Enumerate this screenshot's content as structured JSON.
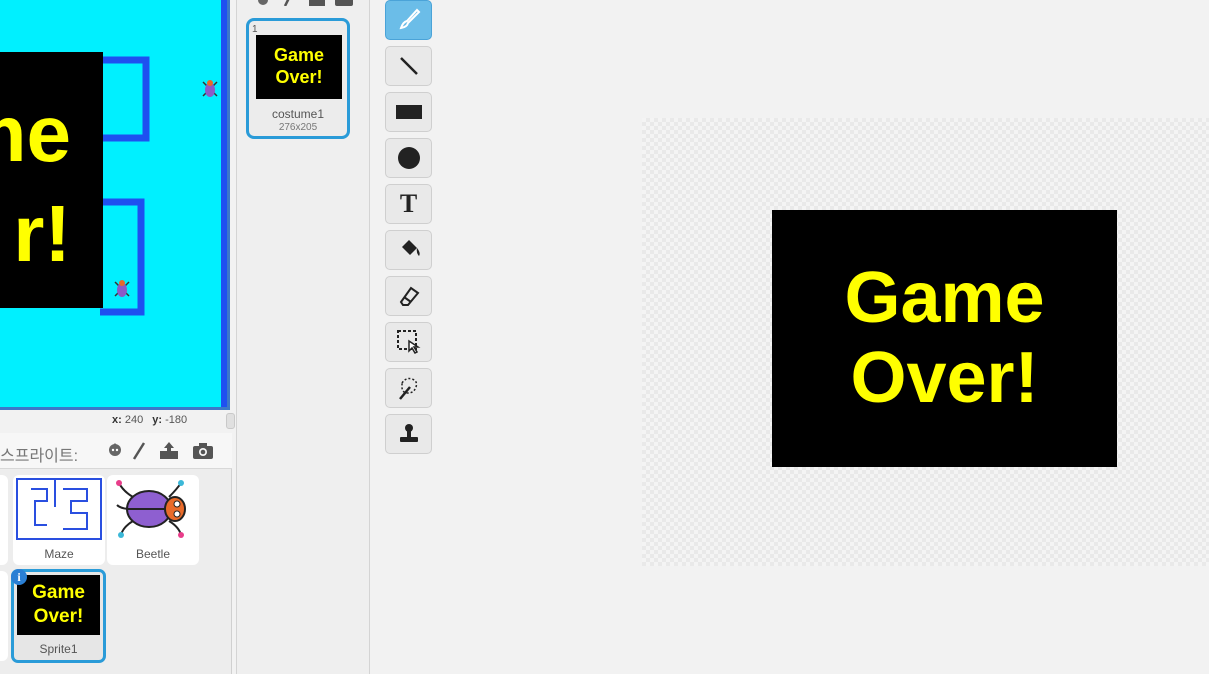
{
  "stage": {
    "overlay_lines": [
      "me",
      "r!"
    ]
  },
  "coords": {
    "x_label": "x:",
    "x_value": "240",
    "y_label": "y:",
    "y_value": "-180"
  },
  "sprites": {
    "label": "스프라이트:",
    "items": [
      {
        "name": "Maze"
      },
      {
        "name": "Beetle"
      },
      {
        "name": "Sprite1",
        "thumb_lines": [
          "Game",
          "Over!"
        ]
      }
    ],
    "info_badge": "i"
  },
  "costumes": {
    "items": [
      {
        "number": "1",
        "name": "costume1",
        "size": "276x205",
        "thumb_lines": [
          "Game",
          "Over!"
        ]
      }
    ]
  },
  "tools": [
    {
      "name": "brush-icon",
      "active": true
    },
    {
      "name": "line-icon"
    },
    {
      "name": "rectangle-icon"
    },
    {
      "name": "ellipse-icon"
    },
    {
      "name": "text-icon",
      "glyph": "T"
    },
    {
      "name": "fill-icon"
    },
    {
      "name": "eraser-icon"
    },
    {
      "name": "select-icon"
    },
    {
      "name": "remove-background-icon"
    },
    {
      "name": "stamp-icon"
    }
  ],
  "canvas": {
    "costume_lines": [
      "Game",
      "Over!"
    ]
  },
  "colors": {
    "stage_bg": "#00f0ff",
    "maze_wall": "#1e50f0",
    "text_yellow": "#ffff00",
    "selection_blue": "#2a9bd8"
  }
}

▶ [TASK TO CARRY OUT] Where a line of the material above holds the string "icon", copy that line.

▶ [RESULT]
      "name": "brush-icon",
      "name": "line-icon"
      "name": "rectangle-icon"
      "name": "ellipse-icon"
      "name": "text-icon",
      "name": "fill-icon"
      "name": "eraser-icon"
      "name": "select-icon"
      "name": "remove-background-icon"
      "name": "stamp-icon"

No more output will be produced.